◆ **AVAILABLE DATA**
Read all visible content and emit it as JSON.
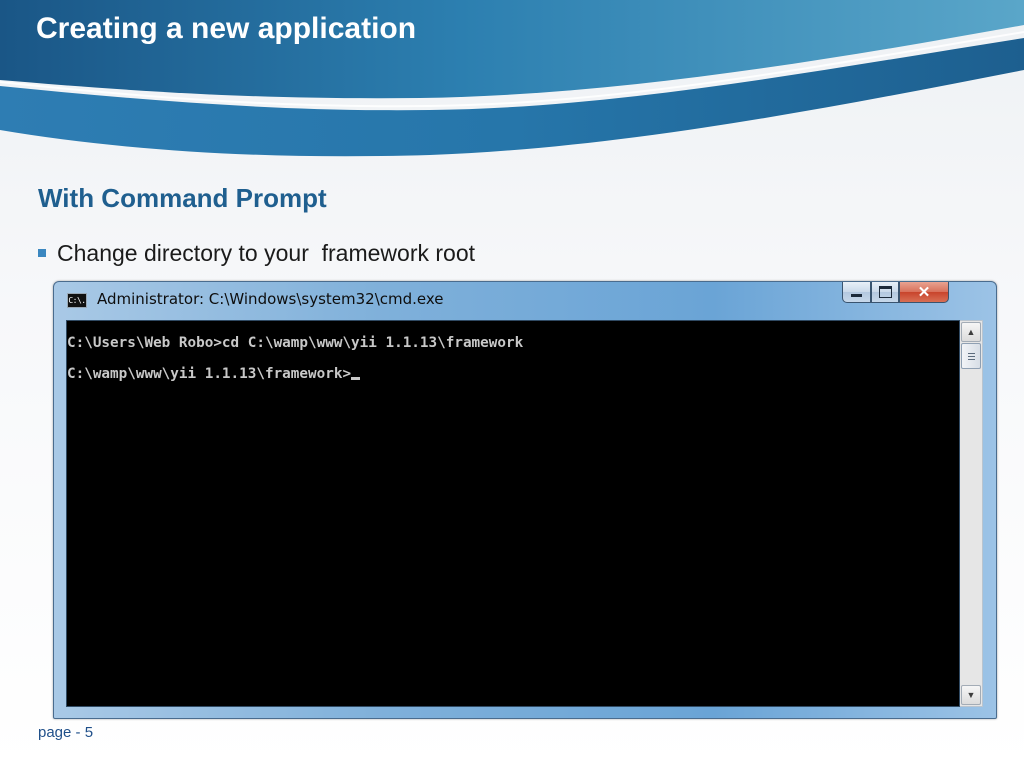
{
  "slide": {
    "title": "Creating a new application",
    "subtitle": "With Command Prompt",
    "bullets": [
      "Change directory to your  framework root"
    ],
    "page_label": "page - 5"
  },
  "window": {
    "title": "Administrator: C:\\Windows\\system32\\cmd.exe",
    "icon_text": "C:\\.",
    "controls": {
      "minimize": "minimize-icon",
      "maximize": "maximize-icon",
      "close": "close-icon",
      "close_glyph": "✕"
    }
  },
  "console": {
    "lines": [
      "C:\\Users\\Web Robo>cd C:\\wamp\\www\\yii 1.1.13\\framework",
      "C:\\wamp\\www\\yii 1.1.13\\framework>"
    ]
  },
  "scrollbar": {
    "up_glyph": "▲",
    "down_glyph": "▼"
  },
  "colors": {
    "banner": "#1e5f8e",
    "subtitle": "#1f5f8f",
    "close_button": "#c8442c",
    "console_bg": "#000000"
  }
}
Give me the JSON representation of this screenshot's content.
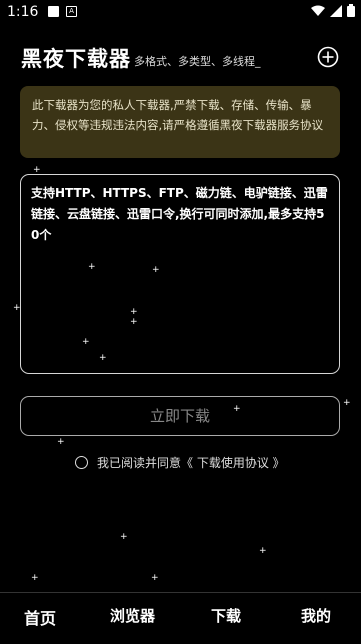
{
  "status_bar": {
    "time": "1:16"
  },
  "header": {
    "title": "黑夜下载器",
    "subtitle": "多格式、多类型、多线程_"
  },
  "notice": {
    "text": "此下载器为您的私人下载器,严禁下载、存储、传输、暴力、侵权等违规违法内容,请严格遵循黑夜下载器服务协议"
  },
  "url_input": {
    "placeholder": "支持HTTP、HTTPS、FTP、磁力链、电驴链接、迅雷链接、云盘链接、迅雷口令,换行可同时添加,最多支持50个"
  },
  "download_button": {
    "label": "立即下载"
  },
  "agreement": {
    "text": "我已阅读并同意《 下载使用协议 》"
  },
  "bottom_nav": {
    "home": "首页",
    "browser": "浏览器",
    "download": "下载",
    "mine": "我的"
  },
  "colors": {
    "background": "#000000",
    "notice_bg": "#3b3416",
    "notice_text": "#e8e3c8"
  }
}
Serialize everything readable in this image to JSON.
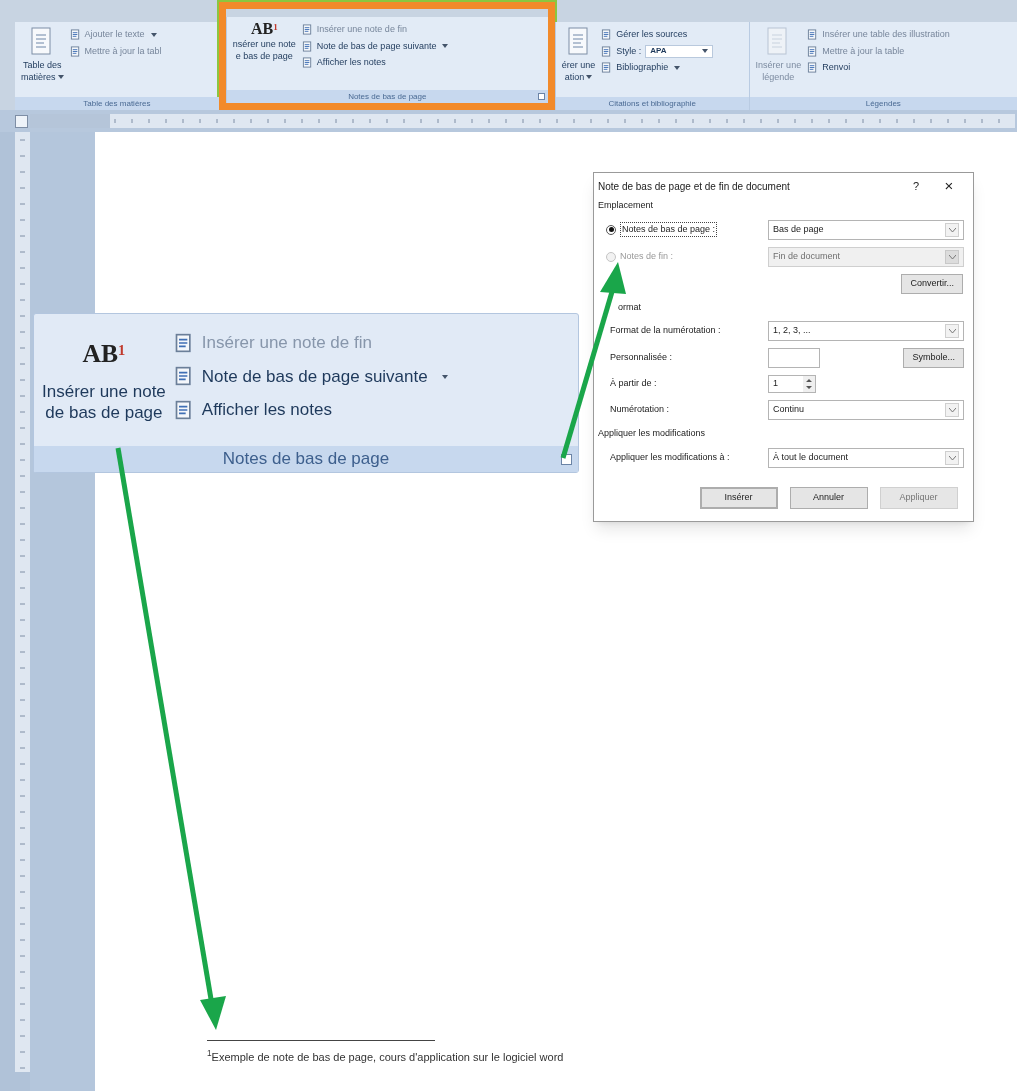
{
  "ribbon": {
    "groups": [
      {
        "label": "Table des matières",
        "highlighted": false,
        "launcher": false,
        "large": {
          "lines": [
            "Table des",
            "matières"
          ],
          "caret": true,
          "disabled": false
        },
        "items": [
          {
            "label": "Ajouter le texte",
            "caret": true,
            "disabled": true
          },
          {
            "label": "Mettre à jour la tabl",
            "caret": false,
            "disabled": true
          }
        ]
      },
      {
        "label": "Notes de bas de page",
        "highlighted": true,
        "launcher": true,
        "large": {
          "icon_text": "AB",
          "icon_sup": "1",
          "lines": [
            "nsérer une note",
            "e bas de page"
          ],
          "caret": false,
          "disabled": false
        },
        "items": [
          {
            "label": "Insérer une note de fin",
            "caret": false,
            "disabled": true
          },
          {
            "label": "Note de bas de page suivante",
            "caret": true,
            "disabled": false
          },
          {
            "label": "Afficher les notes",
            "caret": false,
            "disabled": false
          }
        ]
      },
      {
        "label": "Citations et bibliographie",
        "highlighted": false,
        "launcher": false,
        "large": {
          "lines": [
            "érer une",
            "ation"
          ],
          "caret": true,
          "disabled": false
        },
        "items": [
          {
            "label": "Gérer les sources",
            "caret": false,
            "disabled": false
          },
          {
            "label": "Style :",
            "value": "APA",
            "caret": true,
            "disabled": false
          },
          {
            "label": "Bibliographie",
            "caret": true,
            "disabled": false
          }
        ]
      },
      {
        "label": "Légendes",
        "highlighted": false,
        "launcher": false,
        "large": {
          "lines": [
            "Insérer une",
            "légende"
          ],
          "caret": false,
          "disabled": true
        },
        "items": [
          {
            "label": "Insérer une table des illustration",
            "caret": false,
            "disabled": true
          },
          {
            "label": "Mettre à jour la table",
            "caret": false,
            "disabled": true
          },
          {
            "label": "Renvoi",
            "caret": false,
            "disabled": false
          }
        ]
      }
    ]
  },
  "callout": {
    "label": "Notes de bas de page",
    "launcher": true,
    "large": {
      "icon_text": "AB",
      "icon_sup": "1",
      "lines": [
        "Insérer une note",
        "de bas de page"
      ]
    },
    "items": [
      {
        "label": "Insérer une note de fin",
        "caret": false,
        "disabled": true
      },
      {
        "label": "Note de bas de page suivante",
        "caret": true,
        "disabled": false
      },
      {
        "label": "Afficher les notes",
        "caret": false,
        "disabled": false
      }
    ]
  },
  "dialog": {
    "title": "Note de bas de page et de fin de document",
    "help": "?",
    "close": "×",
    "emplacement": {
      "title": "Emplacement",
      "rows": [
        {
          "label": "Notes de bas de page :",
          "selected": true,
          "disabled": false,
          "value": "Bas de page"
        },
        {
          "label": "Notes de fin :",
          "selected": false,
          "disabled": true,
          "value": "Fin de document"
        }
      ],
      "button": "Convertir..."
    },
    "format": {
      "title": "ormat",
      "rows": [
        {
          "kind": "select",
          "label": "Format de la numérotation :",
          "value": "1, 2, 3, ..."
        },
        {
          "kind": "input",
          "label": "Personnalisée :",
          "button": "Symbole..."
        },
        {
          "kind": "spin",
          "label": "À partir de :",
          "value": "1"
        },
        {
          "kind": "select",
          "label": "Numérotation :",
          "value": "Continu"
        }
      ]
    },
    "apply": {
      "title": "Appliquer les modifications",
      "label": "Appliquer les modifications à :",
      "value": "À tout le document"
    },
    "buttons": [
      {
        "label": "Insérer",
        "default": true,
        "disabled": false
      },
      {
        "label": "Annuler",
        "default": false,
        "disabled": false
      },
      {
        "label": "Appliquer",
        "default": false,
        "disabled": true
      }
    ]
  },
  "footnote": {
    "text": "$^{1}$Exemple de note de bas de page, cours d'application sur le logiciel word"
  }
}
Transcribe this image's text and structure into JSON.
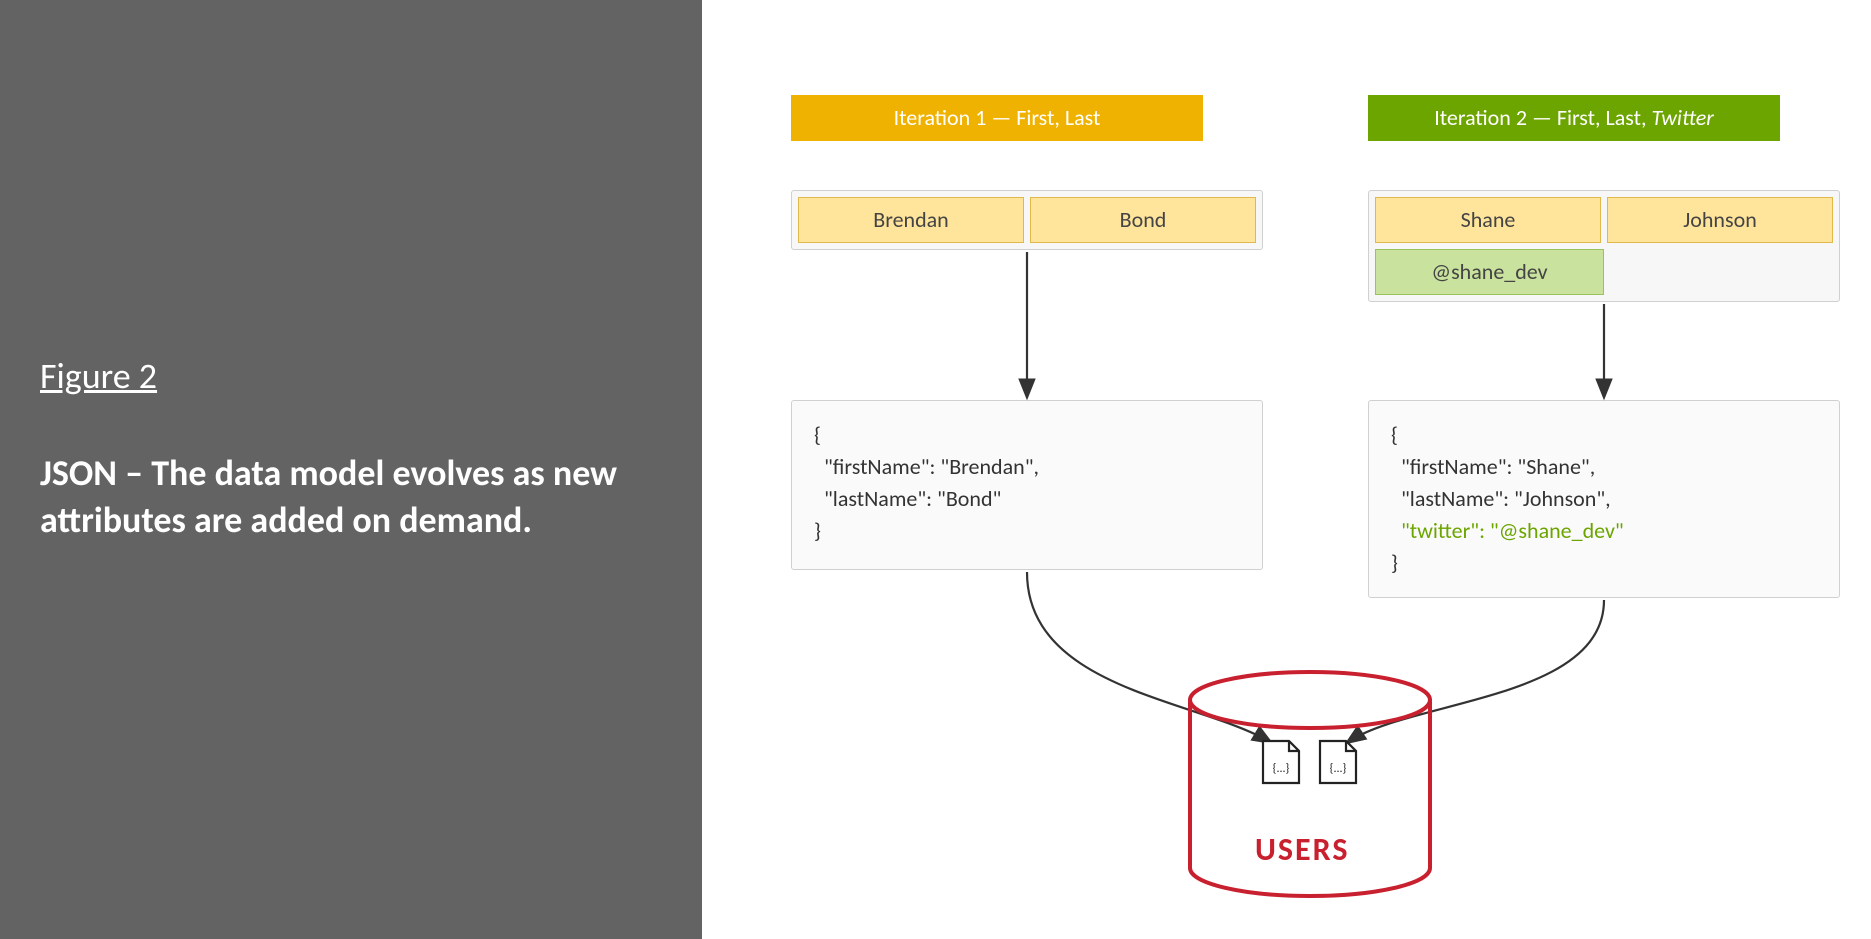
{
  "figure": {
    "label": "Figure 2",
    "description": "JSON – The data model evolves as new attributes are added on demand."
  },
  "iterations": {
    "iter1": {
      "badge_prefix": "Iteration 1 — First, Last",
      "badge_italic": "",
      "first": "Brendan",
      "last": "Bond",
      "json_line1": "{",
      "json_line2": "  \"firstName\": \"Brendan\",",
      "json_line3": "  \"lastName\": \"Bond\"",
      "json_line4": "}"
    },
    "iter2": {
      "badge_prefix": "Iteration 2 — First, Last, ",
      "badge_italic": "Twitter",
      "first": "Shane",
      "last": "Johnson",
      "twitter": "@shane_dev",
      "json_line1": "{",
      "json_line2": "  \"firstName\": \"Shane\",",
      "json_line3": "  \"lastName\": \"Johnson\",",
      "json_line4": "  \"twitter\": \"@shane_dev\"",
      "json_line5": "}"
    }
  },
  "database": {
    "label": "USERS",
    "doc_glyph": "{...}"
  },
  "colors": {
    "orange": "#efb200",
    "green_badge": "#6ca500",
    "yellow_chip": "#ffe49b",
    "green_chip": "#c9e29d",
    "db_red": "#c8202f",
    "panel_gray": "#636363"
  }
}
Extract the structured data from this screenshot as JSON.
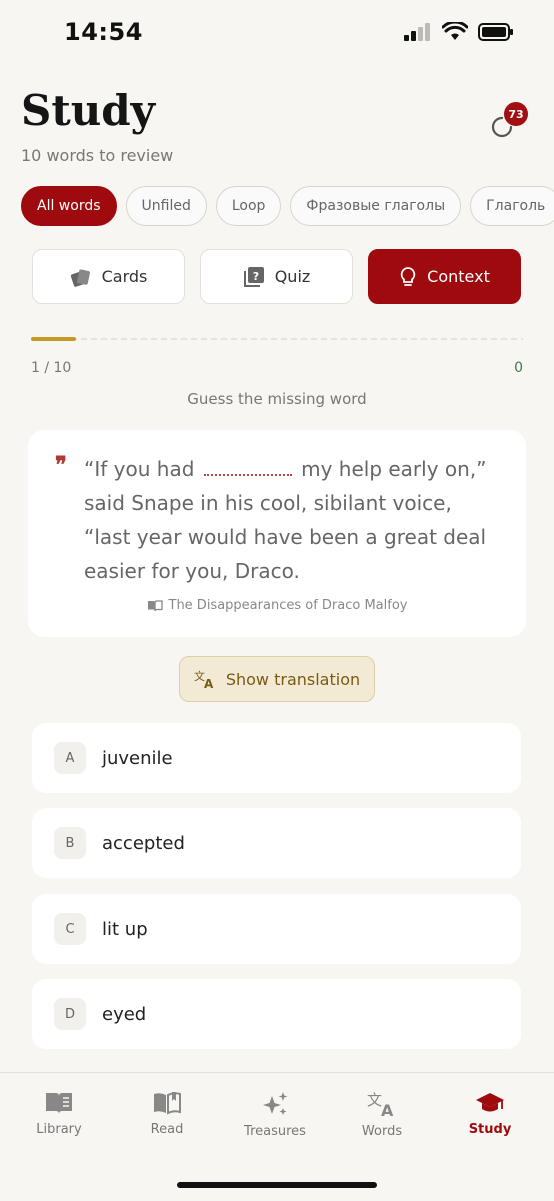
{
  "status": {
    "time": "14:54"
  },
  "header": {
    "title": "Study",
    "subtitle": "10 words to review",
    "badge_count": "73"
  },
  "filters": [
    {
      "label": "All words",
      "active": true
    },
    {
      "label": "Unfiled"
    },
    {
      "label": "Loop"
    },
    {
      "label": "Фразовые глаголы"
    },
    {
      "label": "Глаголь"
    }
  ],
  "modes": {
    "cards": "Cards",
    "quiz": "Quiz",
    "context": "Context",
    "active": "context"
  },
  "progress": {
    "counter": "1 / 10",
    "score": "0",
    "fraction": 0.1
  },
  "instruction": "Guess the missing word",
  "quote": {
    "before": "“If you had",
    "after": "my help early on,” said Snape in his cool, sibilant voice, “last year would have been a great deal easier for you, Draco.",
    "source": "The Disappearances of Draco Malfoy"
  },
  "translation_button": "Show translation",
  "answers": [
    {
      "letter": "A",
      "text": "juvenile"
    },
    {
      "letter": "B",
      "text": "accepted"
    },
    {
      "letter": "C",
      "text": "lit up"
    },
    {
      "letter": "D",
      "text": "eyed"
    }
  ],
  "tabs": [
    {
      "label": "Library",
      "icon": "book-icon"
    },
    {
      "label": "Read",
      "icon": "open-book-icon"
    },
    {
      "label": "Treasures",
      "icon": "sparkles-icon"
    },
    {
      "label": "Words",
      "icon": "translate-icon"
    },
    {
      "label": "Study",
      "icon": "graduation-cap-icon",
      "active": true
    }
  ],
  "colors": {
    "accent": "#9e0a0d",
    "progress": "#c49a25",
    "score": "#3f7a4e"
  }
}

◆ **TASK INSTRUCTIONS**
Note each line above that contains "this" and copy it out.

◆ **EXERCISE OUTPUT**
Give me the JSON representation of this screenshot's content.
Serialize everything readable in this image to JSON.
Transcribe this image's text and structure into JSON.
Extract the structured data from this screenshot as JSON.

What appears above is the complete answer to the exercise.